Today and tomorrow, we are joining forces again with the American Journal of International Law to bring you a discussion of Kristina Daugirdas‘ article, “Congress Underestimated”:
Using the World Bank as a case study, this article casts doubt on the empirical foundation for the claim that international organizations undermine democracy by undermining legislatures, at least in the United States. The article also argues that the conventional wisdom about the executive branch’s dominance in foreign affairs may be overstated—especially outside the context of wars and crises. Over the past forty years, Congress has undertaken persistent and often successful efforts to shape day-to-day U.S. participation in the World Bank, a key international organization.
Congress has relied on a combination of tools to accomplish this. It has adopted legislation instructing the U.S. representative at the World Bank to oppose specified categories of loans and pursue specified policies. It has credibly threatened to cut appropriations. And it has stepped up its monitoring of both the World Bank and the executive branch’s interactions with it. The President has objected that Congress’s legislated instructions contravene constitutional limits on its authority. But these protestations have not held Congress back. The Treasury Department—the executive branch agency that implements U.S. policy with respect to the Bank—has diligently followed Congress’s instructions to ensure that Congress continues to provide necessary appropriations.
By focusing on Congress’s ongoing role in influencing the World Bank’s operations, this article addresses a perplexing oversight in the literature concerning the democratic accountability of international organizations in the United States. To the extent that this literature considers Congress at all, it has focused narrowly on two discrete points: Congress’s role in the initial decision to authorize U.S. participation in international organizations and its role in implementing new international legal obligations that these organizations generate. But limiting the inquiry to these discrete points misses much of what is important. First, international organizations are durable institutions with long lives; the World Bank, for example, has been around since 1945. Concerns about democratic accountability do not wane over time. To the contrary, they are likely to grow more acute.
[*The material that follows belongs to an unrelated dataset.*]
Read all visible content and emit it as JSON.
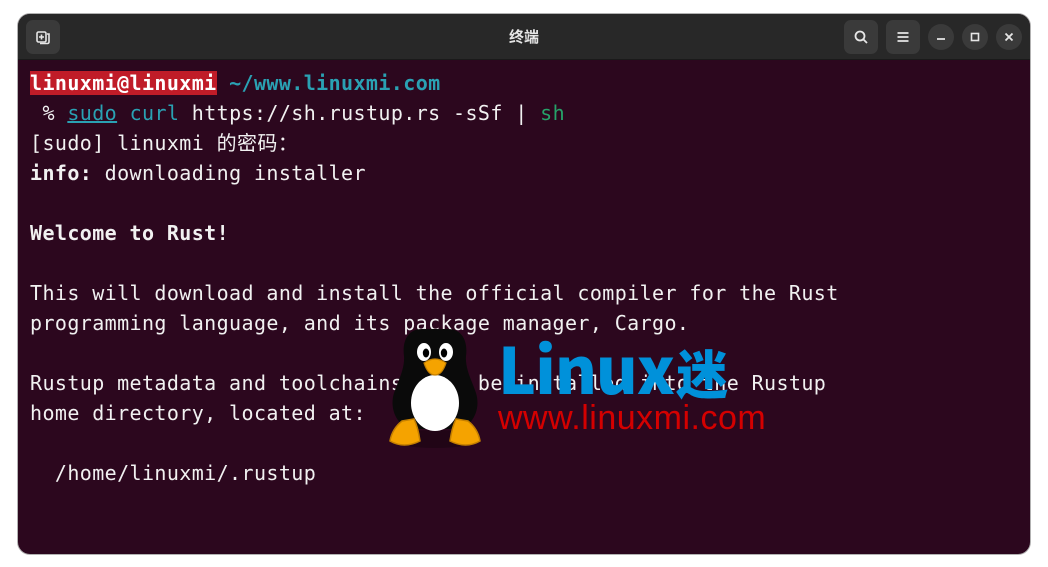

Second, many international organizations, including the World Bank, conduct their mandated activities without generating new international norms that bind their member states, with the consequence that their activities do not raise the question of whether implementing legislation is necessary.
Commentators are Paul Stephan (Virginia), Daniel Abebe (Chicago) and David Gartner (Arizona State). As always we welcome readers’ comments!